**Task details**
Note how many lines in the entries contain the string "Dictionary", then give that number and nothing else.

**Source information**
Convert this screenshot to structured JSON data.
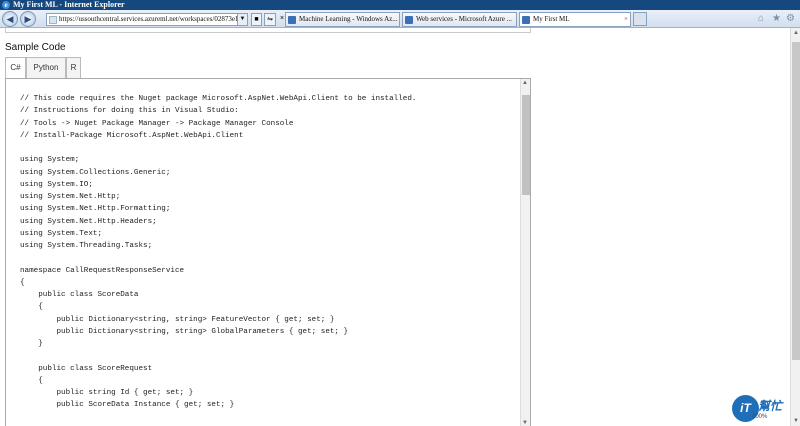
{
  "window": {
    "title": "My First ML - Internet Explorer"
  },
  "browser": {
    "address": "https://ussouthcentral.services.azureml.net/workspaces/02873e1",
    "tabs": [
      {
        "label": "Machine Learning - Windows Az...",
        "active": false
      },
      {
        "label": "Web services - Microsoft Azure ...",
        "active": false
      },
      {
        "label": "My First ML",
        "active": true
      }
    ]
  },
  "page": {
    "heading": "Sample Code",
    "code_tabs": [
      "C#",
      "Python",
      "R"
    ],
    "code_lines": [
      "// This code requires the Nuget package Microsoft.AspNet.WebApi.Client to be installed.",
      "// Instructions for doing this in Visual Studio:",
      "// Tools -> Nuget Package Manager -> Package Manager Console",
      "// Install-Package Microsoft.AspNet.WebApi.Client",
      "",
      "using System;",
      "using System.Collections.Generic;",
      "using System.IO;",
      "using System.Net.Http;",
      "using System.Net.Http.Formatting;",
      "using System.Net.Http.Headers;",
      "using System.Text;",
      "using System.Threading.Tasks;",
      "",
      "namespace CallRequestResponseService",
      "{",
      "    public class ScoreData",
      "    {",
      "        public Dictionary<string, string> FeatureVector { get; set; }",
      "        public Dictionary<string, string> GlobalParameters { get; set; }",
      "    }",
      "",
      "    public class ScoreRequest",
      "    {",
      "        public string Id { get; set; }",
      "        public ScoreData Instance { get; set; }"
    ]
  },
  "watermark": {
    "text": "幫忙",
    "logo": "iT"
  },
  "status": {
    "zoom": "100%"
  }
}
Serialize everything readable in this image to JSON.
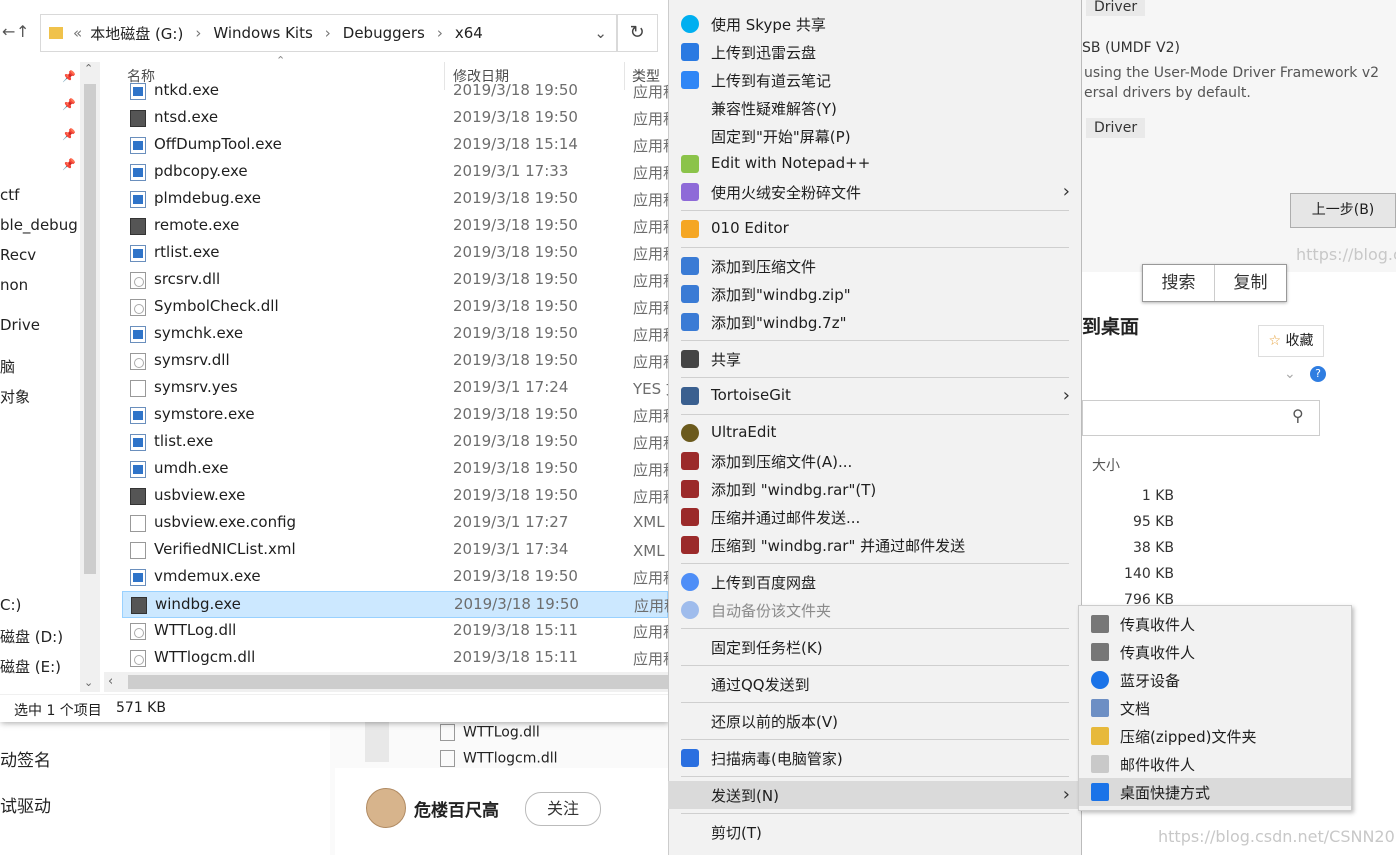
{
  "background": {
    "left_lines": [
      "动签名",
      "试驱动"
    ],
    "mid_files": [
      "WTTLog.dll",
      "WTTlogcm.dll"
    ],
    "author": {
      "name": "危楼百尺高",
      "follow_label": "关注"
    },
    "right_top": {
      "tag1": "Driver",
      "desc_title": "SB (UMDF V2)",
      "desc_line1": "using the User-Mode Driver Framework v2",
      "desc_line2": "ersal drivers by default.",
      "tag2": "Driver",
      "prev_button": "上一步(B)"
    },
    "search_label": "搜索",
    "copy_label": "复制",
    "heading_fragment": "到桌面",
    "favorite_label": "收藏",
    "size_header": "大小",
    "sizes": [
      "1 KB",
      "95 KB",
      "38 KB",
      "140 KB",
      "796 KB"
    ],
    "watermark_top": "https://blog.c",
    "watermark_bottom": "https://blog.csdn.net/CSNN2019"
  },
  "explorer": {
    "breadcrumb": [
      "本地磁盘 (G:)",
      "Windows Kits",
      "Debuggers",
      "x64"
    ],
    "nav_items": [
      "ctf",
      "ble_debug",
      "Recv",
      "non",
      "Drive",
      "脑",
      "对象",
      "C:)",
      "磁盘 (D:)",
      "磁盘 (E:)"
    ],
    "columns": {
      "name": "名称",
      "date": "修改日期",
      "type": "类型"
    },
    "files": [
      {
        "name": "ntkd.exe",
        "date": "2019/3/18 19:50",
        "type": "应用程",
        "icon": "exe"
      },
      {
        "name": "ntsd.exe",
        "date": "2019/3/18 19:50",
        "type": "应用程",
        "icon": "special"
      },
      {
        "name": "OffDumpTool.exe",
        "date": "2019/3/18 15:14",
        "type": "应用程",
        "icon": "exe"
      },
      {
        "name": "pdbcopy.exe",
        "date": "2019/3/1 17:33",
        "type": "应用程",
        "icon": "exe"
      },
      {
        "name": "plmdebug.exe",
        "date": "2019/3/18 19:50",
        "type": "应用程",
        "icon": "exe"
      },
      {
        "name": "remote.exe",
        "date": "2019/3/18 19:50",
        "type": "应用程",
        "icon": "special"
      },
      {
        "name": "rtlist.exe",
        "date": "2019/3/18 19:50",
        "type": "应用程",
        "icon": "exe"
      },
      {
        "name": "srcsrv.dll",
        "date": "2019/3/18 19:50",
        "type": "应用程",
        "icon": "dll"
      },
      {
        "name": "SymbolCheck.dll",
        "date": "2019/3/18 19:50",
        "type": "应用程",
        "icon": "dll"
      },
      {
        "name": "symchk.exe",
        "date": "2019/3/18 19:50",
        "type": "应用程",
        "icon": "exe"
      },
      {
        "name": "symsrv.dll",
        "date": "2019/3/18 19:50",
        "type": "应用程",
        "icon": "dll"
      },
      {
        "name": "symsrv.yes",
        "date": "2019/3/1 17:24",
        "type": "YES 文",
        "icon": "file"
      },
      {
        "name": "symstore.exe",
        "date": "2019/3/18 19:50",
        "type": "应用程",
        "icon": "exe"
      },
      {
        "name": "tlist.exe",
        "date": "2019/3/18 19:50",
        "type": "应用程",
        "icon": "exe"
      },
      {
        "name": "umdh.exe",
        "date": "2019/3/18 19:50",
        "type": "应用程",
        "icon": "exe"
      },
      {
        "name": "usbview.exe",
        "date": "2019/3/18 19:50",
        "type": "应用程",
        "icon": "special"
      },
      {
        "name": "usbview.exe.config",
        "date": "2019/3/1 17:27",
        "type": "XML C",
        "icon": "file"
      },
      {
        "name": "VerifiedNICList.xml",
        "date": "2019/3/1 17:34",
        "type": "XML 文",
        "icon": "file"
      },
      {
        "name": "vmdemux.exe",
        "date": "2019/3/18 19:50",
        "type": "应用程",
        "icon": "exe"
      },
      {
        "name": "windbg.exe",
        "date": "2019/3/18 19:50",
        "type": "应用程",
        "icon": "special",
        "selected": true
      },
      {
        "name": "WTTLog.dll",
        "date": "2019/3/18 15:11",
        "type": "应用程",
        "icon": "dll"
      },
      {
        "name": "WTTlogcm.dll",
        "date": "2019/3/18 15:11",
        "type": "应用程",
        "icon": "dll"
      }
    ],
    "status": {
      "selection": "选中 1 个项目",
      "size": "571 KB"
    }
  },
  "context_menu": {
    "items": [
      {
        "label": "使用 Skype 共享",
        "icon": "skype-icon",
        "color": "#00aff0"
      },
      {
        "label": "上传到迅雷云盘",
        "icon": "thunder-icon",
        "color": "#2a7ae2"
      },
      {
        "label": "上传到有道云笔记",
        "icon": "youdao-icon",
        "color": "#2f86f6"
      },
      {
        "label": "兼容性疑难解答(Y)",
        "icon": "",
        "color": ""
      },
      {
        "label": "固定到\"开始\"屏幕(P)",
        "icon": "",
        "color": ""
      },
      {
        "label": "Edit with Notepad++",
        "icon": "notepad-icon",
        "color": "#8bc34a"
      },
      {
        "label": "使用火绒安全粉碎文件",
        "icon": "huorong-icon",
        "color": "#8e6ad8",
        "submenu": true
      },
      {
        "label": "010 Editor",
        "icon": "editor-icon",
        "color": "#f5a623",
        "sep_before": true
      },
      {
        "label": "添加到压缩文件",
        "icon": "zip-icon",
        "color": "#3a7bd5",
        "sep_before": true
      },
      {
        "label": "添加到\"windbg.zip\"",
        "icon": "zip-icon",
        "color": "#3a7bd5"
      },
      {
        "label": "添加到\"windbg.7z\"",
        "icon": "zip-icon",
        "color": "#3a7bd5"
      },
      {
        "label": "共享",
        "icon": "share-icon",
        "color": "#444444",
        "sep_before": true
      },
      {
        "label": "TortoiseGit",
        "icon": "tortoise-icon",
        "color": "#3a5f8f",
        "submenu": true,
        "sep_before": true
      },
      {
        "label": "UltraEdit",
        "icon": "ultraedit-icon",
        "color": "#6b5a1d",
        "sep_before": true
      },
      {
        "label": "添加到压缩文件(A)...",
        "icon": "winrar-icon",
        "color": "#9b2a2a"
      },
      {
        "label": "添加到 \"windbg.rar\"(T)",
        "icon": "winrar-icon",
        "color": "#9b2a2a"
      },
      {
        "label": "压缩并通过邮件发送...",
        "icon": "winrar-icon",
        "color": "#9b2a2a"
      },
      {
        "label": "压缩到 \"windbg.rar\" 并通过邮件发送",
        "icon": "winrar-icon",
        "color": "#9b2a2a"
      },
      {
        "label": "上传到百度网盘",
        "icon": "baidu-icon",
        "color": "#4e8ef7",
        "sep_before": true
      },
      {
        "label": "自动备份该文件夹",
        "icon": "baidu-icon",
        "color": "#9fbcec",
        "disabled": true
      },
      {
        "label": "固定到任务栏(K)",
        "icon": "",
        "color": "",
        "sep_before": true
      },
      {
        "label": "通过QQ发送到",
        "icon": "",
        "color": "",
        "sep_before": true
      },
      {
        "label": "还原以前的版本(V)",
        "icon": "",
        "color": "",
        "sep_before": true
      },
      {
        "label": "扫描病毒(电脑管家)",
        "icon": "tencent-shield-icon",
        "color": "#2a6fe0",
        "sep_before": true
      },
      {
        "label": "发送到(N)",
        "icon": "",
        "color": "",
        "submenu": true,
        "highlighted": true,
        "sep_before": true
      },
      {
        "label": "剪切(T)",
        "icon": "",
        "color": "",
        "sep_before": true
      }
    ]
  },
  "send_to_menu": {
    "items": [
      {
        "label": "传真收件人",
        "icon": "fax-icon"
      },
      {
        "label": "传真收件人",
        "icon": "fax-icon"
      },
      {
        "label": "蓝牙设备",
        "icon": "bluetooth-icon"
      },
      {
        "label": "文档",
        "icon": "document-icon"
      },
      {
        "label": "压缩(zipped)文件夹",
        "icon": "zip-folder-icon"
      },
      {
        "label": "邮件收件人",
        "icon": "mail-icon"
      },
      {
        "label": "桌面快捷方式",
        "icon": "desktop-icon",
        "highlighted": true
      }
    ]
  }
}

**Finished task**
2